Work item :: Skip the images and restate every line of the records exactly.

Dataset content ::
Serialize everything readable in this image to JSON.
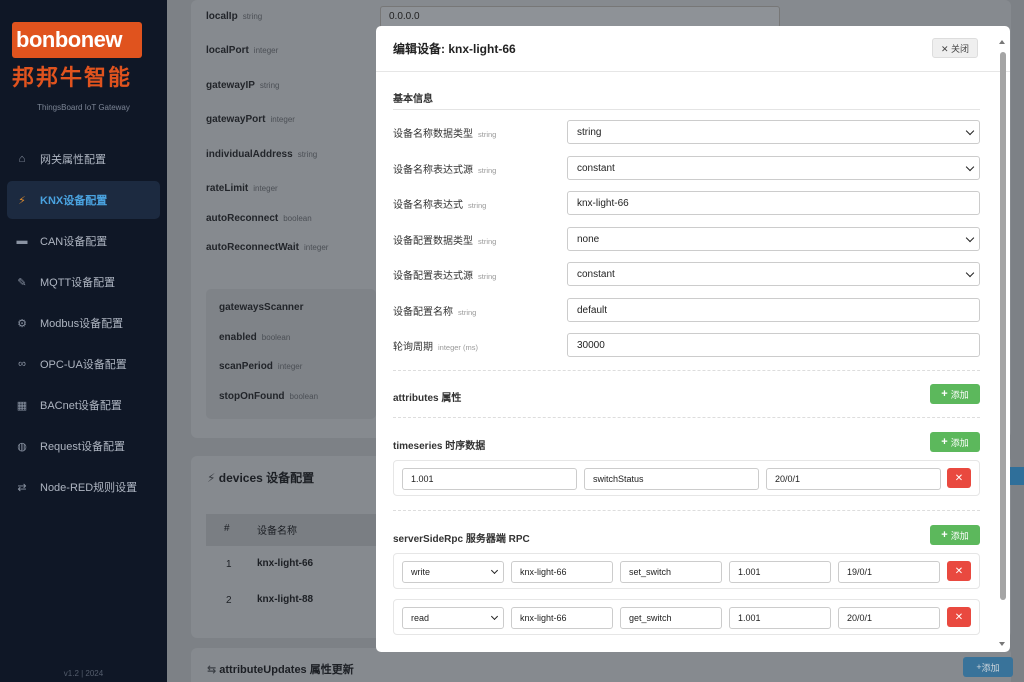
{
  "sidebar": {
    "logo_text": "bonbonew",
    "logo_cn": "邦邦牛智能",
    "subtitle": "ThingsBoard IoT Gateway",
    "items": [
      {
        "icon": "home-icon",
        "glyph": "⌂",
        "label": "网关属性配置"
      },
      {
        "icon": "lightning-icon",
        "glyph": "⚡",
        "label": "KNX设备配置",
        "active": true
      },
      {
        "icon": "car-icon",
        "glyph": "▬",
        "label": "CAN设备配置"
      },
      {
        "icon": "feather-icon",
        "glyph": "✎",
        "label": "MQTT设备配置"
      },
      {
        "icon": "gear-icon",
        "glyph": "⚙",
        "label": "Modbus设备配置"
      },
      {
        "icon": "link-icon",
        "glyph": "∞",
        "label": "OPC-UA设备配置"
      },
      {
        "icon": "building-icon",
        "glyph": "▦",
        "label": "BACnet设备配置"
      },
      {
        "icon": "globe-icon",
        "glyph": "◍",
        "label": "Request设备配置"
      },
      {
        "icon": "shuffle-icon",
        "glyph": "⇄",
        "label": "Node-RED规则设置"
      }
    ],
    "version": "v1.2 | 2024"
  },
  "background": {
    "rows": [
      {
        "name": "localIp",
        "type": "string",
        "value": "0.0.0.0"
      },
      {
        "name": "localPort",
        "type": "integer"
      },
      {
        "name": "gatewayIP",
        "type": "string"
      },
      {
        "name": "gatewayPort",
        "type": "integer"
      },
      {
        "name": "individualAddress",
        "type": "string"
      },
      {
        "name": "rateLimit",
        "type": "integer"
      },
      {
        "name": "autoReconnect",
        "type": "boolean"
      },
      {
        "name": "autoReconnectWait",
        "type": "integer"
      }
    ],
    "scanner_rows": [
      {
        "name": "gatewaysScanner",
        "type": ""
      },
      {
        "name": "enabled",
        "type": "boolean"
      },
      {
        "name": "scanPeriod",
        "type": "integer"
      },
      {
        "name": "stopOnFound",
        "type": "boolean"
      }
    ],
    "devices_title": "devices 设备配置",
    "table_headers": [
      "#",
      "设备名称"
    ],
    "devices": [
      {
        "index": "1",
        "name": "knx-light-66"
      },
      {
        "index": "2",
        "name": "knx-light-88"
      }
    ],
    "attribute_updates_title": "attributeUpdates 属性更新",
    "add_label": "添加"
  },
  "modal": {
    "title": "编辑设备: knx-light-66",
    "close_label": "✕ 关闭",
    "basic_title": "基本信息",
    "fields": [
      {
        "label": "设备名称数据类型",
        "type": "string",
        "value": "string",
        "kind": "select"
      },
      {
        "label": "设备名称表达式源",
        "type": "string",
        "value": "constant",
        "kind": "select"
      },
      {
        "label": "设备名称表达式",
        "type": "string",
        "value": "knx-light-66",
        "kind": "input"
      },
      {
        "label": "设备配置数据类型",
        "type": "string",
        "value": "none",
        "kind": "select"
      },
      {
        "label": "设备配置表达式源",
        "type": "string",
        "value": "constant",
        "kind": "select"
      },
      {
        "label": "设备配置名称",
        "type": "string",
        "value": "default",
        "kind": "input"
      },
      {
        "label": "轮询周期",
        "type": "integer (ms)",
        "value": "30000",
        "kind": "input"
      }
    ],
    "attributes_title": "attributes 属性",
    "timeseries_title": "timeseries 时序数据",
    "timeseries_rows": [
      {
        "c1": "1.001",
        "c2": "switchStatus",
        "c3": "20/0/1"
      }
    ],
    "rpc_title": "serverSideRpc 服务器端 RPC",
    "rpc_rows": [
      {
        "method": "write",
        "device": "knx-light-66",
        "name": "set_switch",
        "addr": "1.001",
        "group": "19/0/1"
      },
      {
        "method": "read",
        "device": "knx-light-66",
        "name": "get_switch",
        "addr": "1.001",
        "group": "20/0/1"
      }
    ],
    "add_label": "添加",
    "delete_label": "✕"
  }
}
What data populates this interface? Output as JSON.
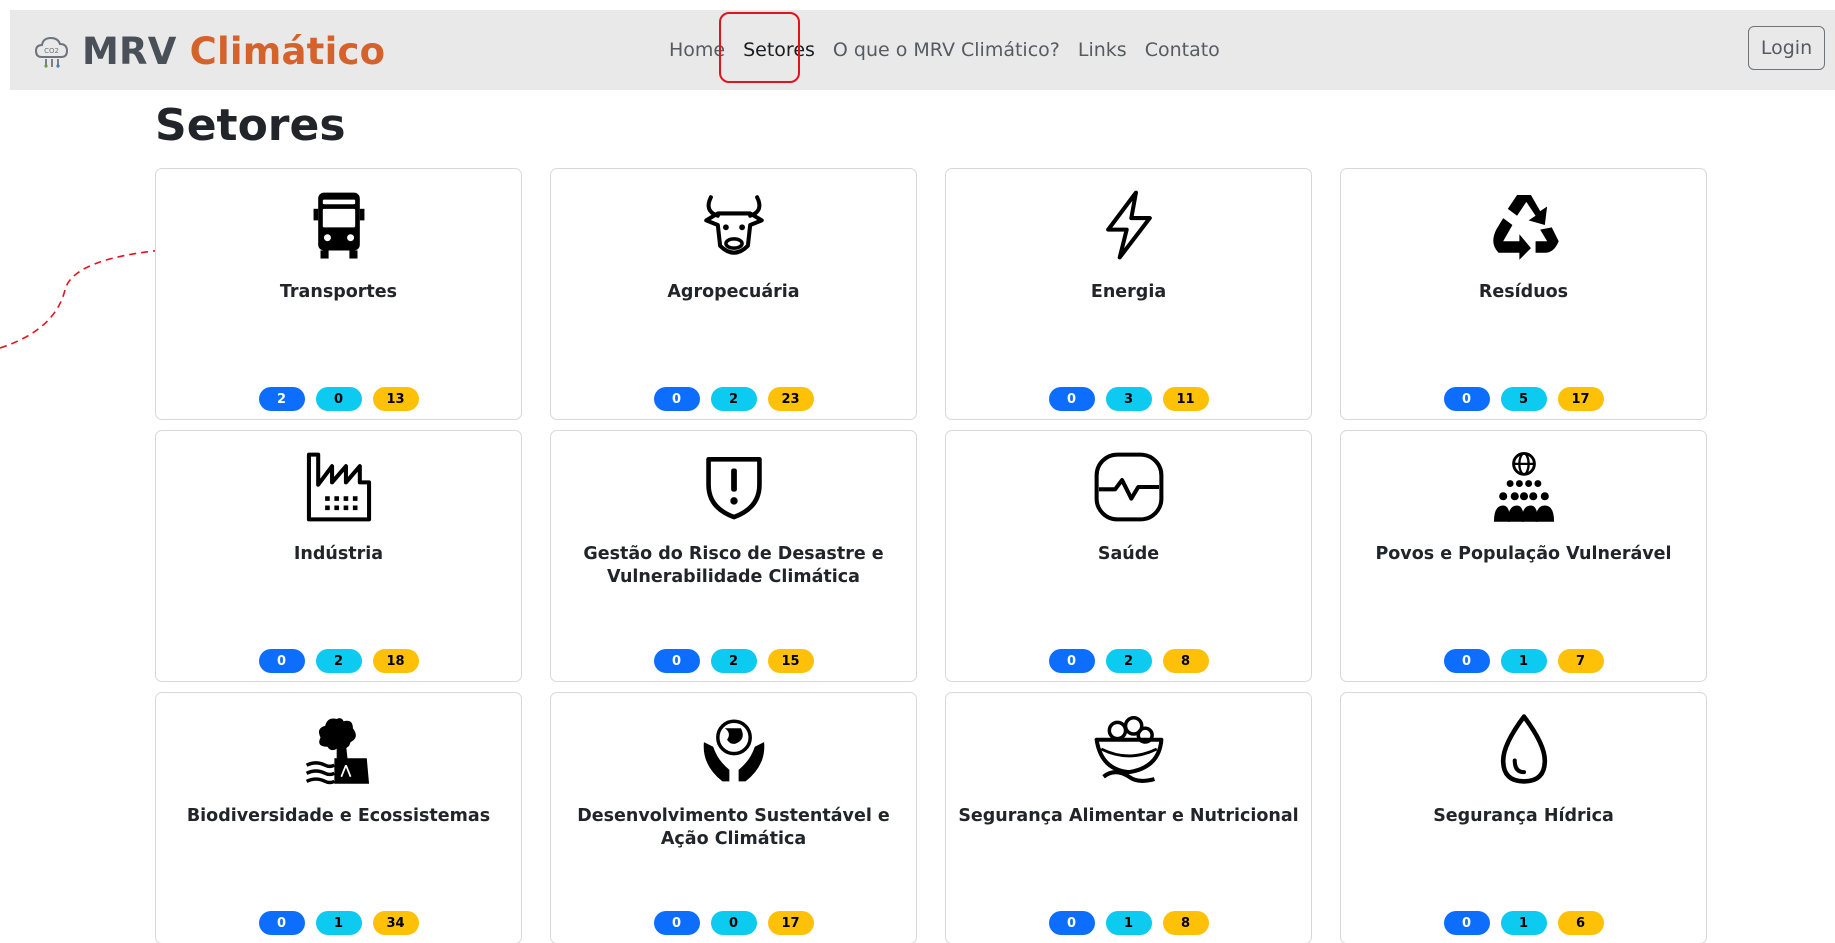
{
  "brand": {
    "part1": "MRV",
    "part2": "Climático",
    "colors": {
      "mrv": "#495057",
      "climatico": "#d4622a"
    }
  },
  "nav": {
    "items": [
      {
        "label": "Home",
        "active": false
      },
      {
        "label": "Setores",
        "active": true
      },
      {
        "label": "O que o MRV Climático?",
        "active": false
      },
      {
        "label": "Links",
        "active": false
      },
      {
        "label": "Contato",
        "active": false
      }
    ],
    "login": "Login"
  },
  "page": {
    "title": "Setores"
  },
  "sectors": [
    {
      "title": "Transportes",
      "icon": "bus-icon",
      "badges": [
        "2",
        "0",
        "13"
      ]
    },
    {
      "title": "Agropecuária",
      "icon": "cow-icon",
      "badges": [
        "0",
        "2",
        "23"
      ]
    },
    {
      "title": "Energia",
      "icon": "lightning-icon",
      "badges": [
        "0",
        "3",
        "11"
      ]
    },
    {
      "title": "Resíduos",
      "icon": "recycle-icon",
      "badges": [
        "0",
        "5",
        "17"
      ]
    },
    {
      "title": "Indústria",
      "icon": "factory-icon",
      "badges": [
        "0",
        "2",
        "18"
      ]
    },
    {
      "title": "Gestão do Risco de Desastre e Vulnerabilidade Climática",
      "icon": "shield-exclamation-icon",
      "badges": [
        "0",
        "2",
        "15"
      ]
    },
    {
      "title": "Saúde",
      "icon": "heart-monitor-icon",
      "badges": [
        "0",
        "2",
        "8"
      ]
    },
    {
      "title": "Povos e População Vulnerável",
      "icon": "people-globe-icon",
      "badges": [
        "0",
        "1",
        "7"
      ]
    },
    {
      "title": "Biodiversidade e Ecossistemas",
      "icon": "tree-water-icon",
      "badges": [
        "0",
        "1",
        "34"
      ]
    },
    {
      "title": "Desenvolvimento Sustentável e Ação Climática",
      "icon": "hands-globe-icon",
      "badges": [
        "0",
        "0",
        "17"
      ]
    },
    {
      "title": "Segurança Alimentar e Nutricional",
      "icon": "food-basket-icon",
      "badges": [
        "0",
        "1",
        "8"
      ]
    },
    {
      "title": "Segurança Hídrica",
      "icon": "water-drop-icon",
      "badges": [
        "0",
        "1",
        "6"
      ]
    }
  ],
  "badge_colors": {
    "blue": "#0d6efd",
    "cyan": "#0dcaf0",
    "yellow": "#ffc107"
  },
  "highlight_color": "#e0141c"
}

Response for this exercise ::
Serialize everything readable in this image to JSON.
{
  "sidebar": {
    "logo_text": "bonbonew",
    "logo_cn": "邦邦牛智能",
    "subtitle": "ThingsBoard IoT Gateway",
    "items": [
      {
        "icon": "home-icon",
        "glyph": "⌂",
        "label": "网关属性配置"
      },
      {
        "icon": "lightning-icon",
        "glyph": "⚡",
        "label": "KNX设备配置",
        "active": true
      },
      {
        "icon": "car-icon",
        "glyph": "▬",
        "label": "CAN设备配置"
      },
      {
        "icon": "feather-icon",
        "glyph": "✎",
        "label": "MQTT设备配置"
      },
      {
        "icon": "gear-icon",
        "glyph": "⚙",
        "label": "Modbus设备配置"
      },
      {
        "icon": "link-icon",
        "glyph": "∞",
        "label": "OPC-UA设备配置"
      },
      {
        "icon": "building-icon",
        "glyph": "▦",
        "label": "BACnet设备配置"
      },
      {
        "icon": "globe-icon",
        "glyph": "◍",
        "label": "Request设备配置"
      },
      {
        "icon": "shuffle-icon",
        "glyph": "⇄",
        "label": "Node-RED规则设置"
      }
    ],
    "version": "v1.2 | 2024"
  },
  "background": {
    "rows": [
      {
        "name": "localIp",
        "type": "string",
        "value": "0.0.0.0"
      },
      {
        "name": "localPort",
        "type": "integer"
      },
      {
        "name": "gatewayIP",
        "type": "string"
      },
      {
        "name": "gatewayPort",
        "type": "integer"
      },
      {
        "name": "individualAddress",
        "type": "string"
      },
      {
        "name": "rateLimit",
        "type": "integer"
      },
      {
        "name": "autoReconnect",
        "type": "boolean"
      },
      {
        "name": "autoReconnectWait",
        "type": "integer"
      }
    ],
    "scanner_rows": [
      {
        "name": "gatewaysScanner",
        "type": ""
      },
      {
        "name": "enabled",
        "type": "boolean"
      },
      {
        "name": "scanPeriod",
        "type": "integer"
      },
      {
        "name": "stopOnFound",
        "type": "boolean"
      }
    ],
    "devices_title": "devices 设备配置",
    "table_headers": [
      "#",
      "设备名称"
    ],
    "devices": [
      {
        "index": "1",
        "name": "knx-light-66"
      },
      {
        "index": "2",
        "name": "knx-light-88"
      }
    ],
    "attribute_updates_title": "attributeUpdates 属性更新",
    "add_label": "添加"
  },
  "modal": {
    "title": "编辑设备: knx-light-66",
    "close_label": "✕ 关闭",
    "basic_title": "基本信息",
    "fields": [
      {
        "label": "设备名称数据类型",
        "type": "string",
        "value": "string",
        "kind": "select"
      },
      {
        "label": "设备名称表达式源",
        "type": "string",
        "value": "constant",
        "kind": "select"
      },
      {
        "label": "设备名称表达式",
        "type": "string",
        "value": "knx-light-66",
        "kind": "input"
      },
      {
        "label": "设备配置数据类型",
        "type": "string",
        "value": "none",
        "kind": "select"
      },
      {
        "label": "设备配置表达式源",
        "type": "string",
        "value": "constant",
        "kind": "select"
      },
      {
        "label": "设备配置名称",
        "type": "string",
        "value": "default",
        "kind": "input"
      },
      {
        "label": "轮询周期",
        "type": "integer (ms)",
        "value": "30000",
        "kind": "input"
      }
    ],
    "attributes_title": "attributes 属性",
    "timeseries_title": "timeseries 时序数据",
    "timeseries_rows": [
      {
        "c1": "1.001",
        "c2": "switchStatus",
        "c3": "20/0/1"
      }
    ],
    "rpc_title": "serverSideRpc 服务器端 RPC",
    "rpc_rows": [
      {
        "method": "write",
        "device": "knx-light-66",
        "name": "set_switch",
        "addr": "1.001",
        "group": "19/0/1"
      },
      {
        "method": "read",
        "device": "knx-light-66",
        "name": "get_switch",
        "addr": "1.001",
        "group": "20/0/1"
      }
    ],
    "add_label": "添加",
    "delete_label": "✕"
  }
}
What data populates this interface? Output as JSON.
{
  "brand": {
    "part1": "MRV",
    "part2": "Climático",
    "colors": {
      "mrv": "#495057",
      "climatico": "#d4622a"
    }
  },
  "nav": {
    "items": [
      {
        "label": "Home",
        "active": false
      },
      {
        "label": "Setores",
        "active": true
      },
      {
        "label": "O que o MRV Climático?",
        "active": false
      },
      {
        "label": "Links",
        "active": false
      },
      {
        "label": "Contato",
        "active": false
      }
    ],
    "login": "Login"
  },
  "page": {
    "title": "Setores"
  },
  "sectors": [
    {
      "title": "Transportes",
      "icon": "bus-icon",
      "badges": [
        "2",
        "0",
        "13"
      ]
    },
    {
      "title": "Agropecuária",
      "icon": "cow-icon",
      "badges": [
        "0",
        "2",
        "23"
      ]
    },
    {
      "title": "Energia",
      "icon": "lightning-icon",
      "badges": [
        "0",
        "3",
        "11"
      ]
    },
    {
      "title": "Resíduos",
      "icon": "recycle-icon",
      "badges": [
        "0",
        "5",
        "17"
      ]
    },
    {
      "title": "Indústria",
      "icon": "factory-icon",
      "badges": [
        "0",
        "2",
        "18"
      ]
    },
    {
      "title": "Gestão do Risco de Desastre e Vulnerabilidade Climática",
      "icon": "shield-exclamation-icon",
      "badges": [
        "0",
        "2",
        "15"
      ]
    },
    {
      "title": "Saúde",
      "icon": "heart-monitor-icon",
      "badges": [
        "0",
        "2",
        "8"
      ]
    },
    {
      "title": "Povos e População Vulnerável",
      "icon": "people-globe-icon",
      "badges": [
        "0",
        "1",
        "7"
      ]
    },
    {
      "title": "Biodiversidade e Ecossistemas",
      "icon": "tree-water-icon",
      "badges": [
        "0",
        "1",
        "34"
      ]
    },
    {
      "title": "Desenvolvimento Sustentável e Ação Climática",
      "icon": "hands-globe-icon",
      "badges": [
        "0",
        "0",
        "17"
      ]
    },
    {
      "title": "Segurança Alimentar e Nutricional",
      "icon": "food-basket-icon",
      "badges": [
        "0",
        "1",
        "8"
      ]
    },
    {
      "title": "Segurança Hídrica",
      "icon": "water-drop-icon",
      "badges": [
        "0",
        "1",
        "6"
      ]
    }
  ],
  "badge_colors": {
    "blue": "#0d6efd",
    "cyan": "#0dcaf0",
    "yellow": "#ffc107"
  },
  "highlight_color": "#e0141c"
}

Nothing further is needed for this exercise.